| What to do |
Please reproduce the data exactly, excluding any pictures it contains.

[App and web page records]
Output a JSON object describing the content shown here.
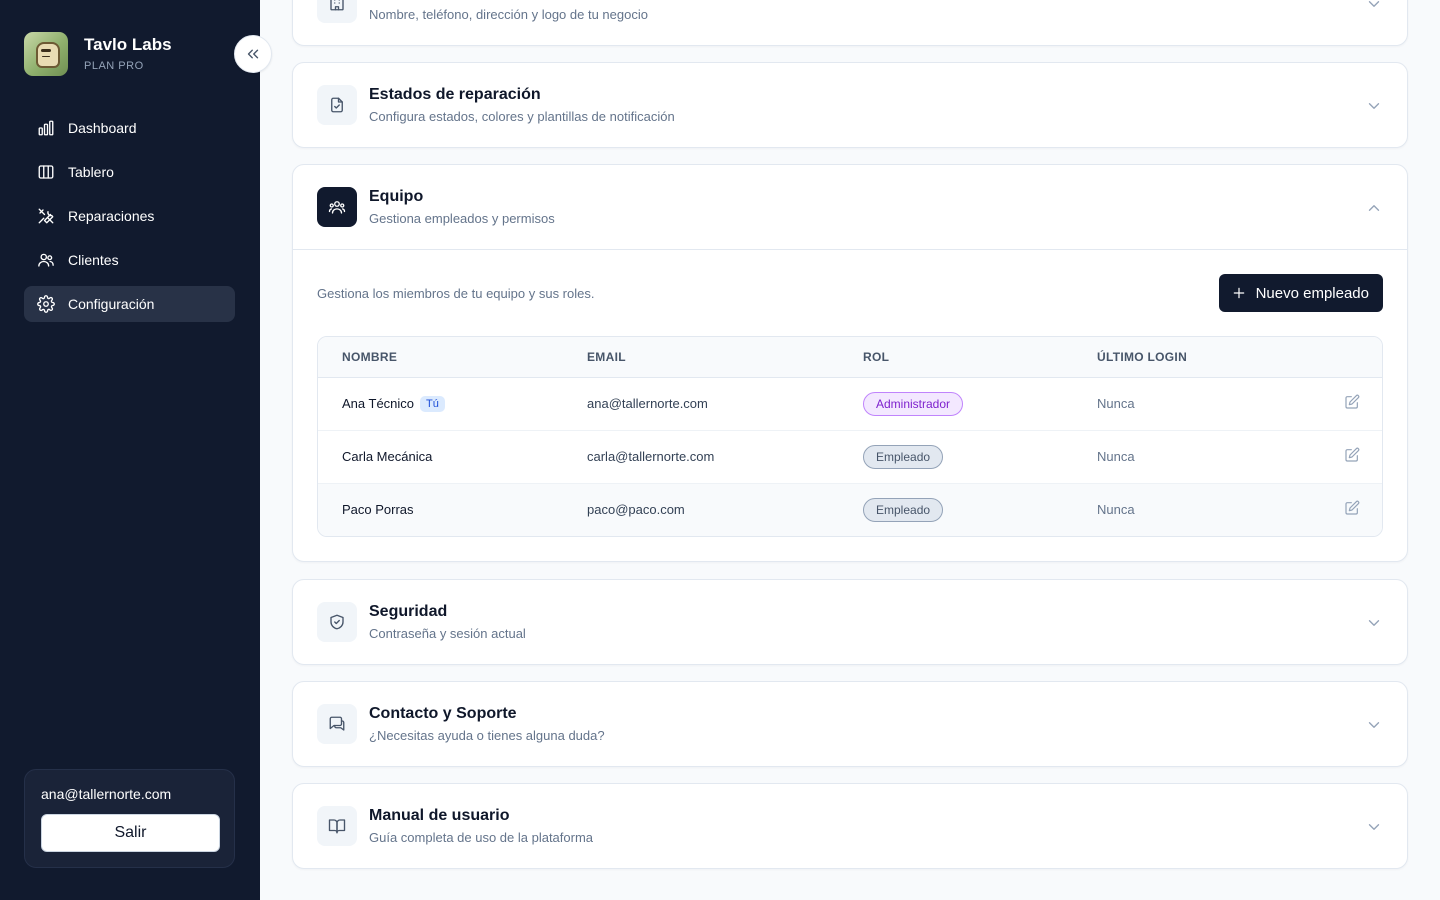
{
  "brand": {
    "name": "Tavlo Labs",
    "plan": "PLAN PRO"
  },
  "nav": [
    {
      "label": "Dashboard",
      "icon": "bar-chart-icon",
      "active": false
    },
    {
      "label": "Tablero",
      "icon": "columns-icon",
      "active": false
    },
    {
      "label": "Reparaciones",
      "icon": "tools-icon",
      "active": false
    },
    {
      "label": "Clientes",
      "icon": "users-icon",
      "active": false
    },
    {
      "label": "Configuración",
      "icon": "gear-icon",
      "active": true
    }
  ],
  "user": {
    "email": "ana@tallernorte.com",
    "logout_label": "Salir"
  },
  "sections": {
    "business": {
      "subtitle": "Nombre, teléfono, dirección y logo de tu negocio"
    },
    "statuses": {
      "title": "Estados de reparación",
      "subtitle": "Configura estados, colores y plantillas de notificación"
    },
    "team": {
      "title": "Equipo",
      "subtitle": "Gestiona empleados y permisos"
    },
    "security": {
      "title": "Seguridad",
      "subtitle": "Contraseña y sesión actual"
    },
    "support": {
      "title": "Contacto y Soporte",
      "subtitle": "¿Necesitas ayuda o tienes alguna duda?"
    },
    "manual": {
      "title": "Manual de usuario",
      "subtitle": "Guía completa de uso de la plataforma"
    }
  },
  "team": {
    "description": "Gestiona los miembros de tu equipo y sus roles.",
    "new_button": "Nuevo empleado",
    "columns": {
      "name": "NOMBRE",
      "email": "EMAIL",
      "role": "ROL",
      "last_login": "ÚLTIMO LOGIN"
    },
    "members": [
      {
        "name": "Ana Técnico",
        "badge": "Tú",
        "email": "ana@tallernorte.com",
        "role": "Administrador",
        "last_login": "Nunca"
      },
      {
        "name": "Carla Mecánica",
        "email": "carla@tallernorte.com",
        "role": "Empleado",
        "last_login": "Nunca"
      },
      {
        "name": "Paco Porras",
        "email": "paco@paco.com",
        "role": "Empleado",
        "last_login": "Nunca"
      }
    ]
  },
  "colors": {
    "sidebar": "#111a2e",
    "active_nav": "#283247",
    "admin_badge": "#f3e8ff",
    "employee_badge": "#e2e8f0"
  }
}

| Result of the task |
Output a JSON object describing the content shown here.
{
  "brand": {
    "name": "Tavlo Labs",
    "plan": "PLAN PRO"
  },
  "nav": [
    {
      "label": "Dashboard",
      "icon": "bar-chart-icon",
      "active": false
    },
    {
      "label": "Tablero",
      "icon": "columns-icon",
      "active": false
    },
    {
      "label": "Reparaciones",
      "icon": "tools-icon",
      "active": false
    },
    {
      "label": "Clientes",
      "icon": "users-icon",
      "active": false
    },
    {
      "label": "Configuración",
      "icon": "gear-icon",
      "active": true
    }
  ],
  "user": {
    "email": "ana@tallernorte.com",
    "logout_label": "Salir"
  },
  "sections": {
    "business": {
      "subtitle": "Nombre, teléfono, dirección y logo de tu negocio"
    },
    "statuses": {
      "title": "Estados de reparación",
      "subtitle": "Configura estados, colores y plantillas de notificación"
    },
    "team": {
      "title": "Equipo",
      "subtitle": "Gestiona empleados y permisos"
    },
    "security": {
      "title": "Seguridad",
      "subtitle": "Contraseña y sesión actual"
    },
    "support": {
      "title": "Contacto y Soporte",
      "subtitle": "¿Necesitas ayuda o tienes alguna duda?"
    },
    "manual": {
      "title": "Manual de usuario",
      "subtitle": "Guía completa de uso de la plataforma"
    }
  },
  "team": {
    "description": "Gestiona los miembros de tu equipo y sus roles.",
    "new_button": "Nuevo empleado",
    "columns": {
      "name": "NOMBRE",
      "email": "EMAIL",
      "role": "ROL",
      "last_login": "ÚLTIMO LOGIN"
    },
    "members": [
      {
        "name": "Ana Técnico",
        "badge": "Tú",
        "email": "ana@tallernorte.com",
        "role": "Administrador",
        "last_login": "Nunca"
      },
      {
        "name": "Carla Mecánica",
        "email": "carla@tallernorte.com",
        "role": "Empleado",
        "last_login": "Nunca"
      },
      {
        "name": "Paco Porras",
        "email": "paco@paco.com",
        "role": "Empleado",
        "last_login": "Nunca"
      }
    ]
  },
  "colors": {
    "sidebar": "#111a2e",
    "active_nav": "#283247",
    "admin_badge": "#f3e8ff",
    "employee_badge": "#e2e8f0"
  }
}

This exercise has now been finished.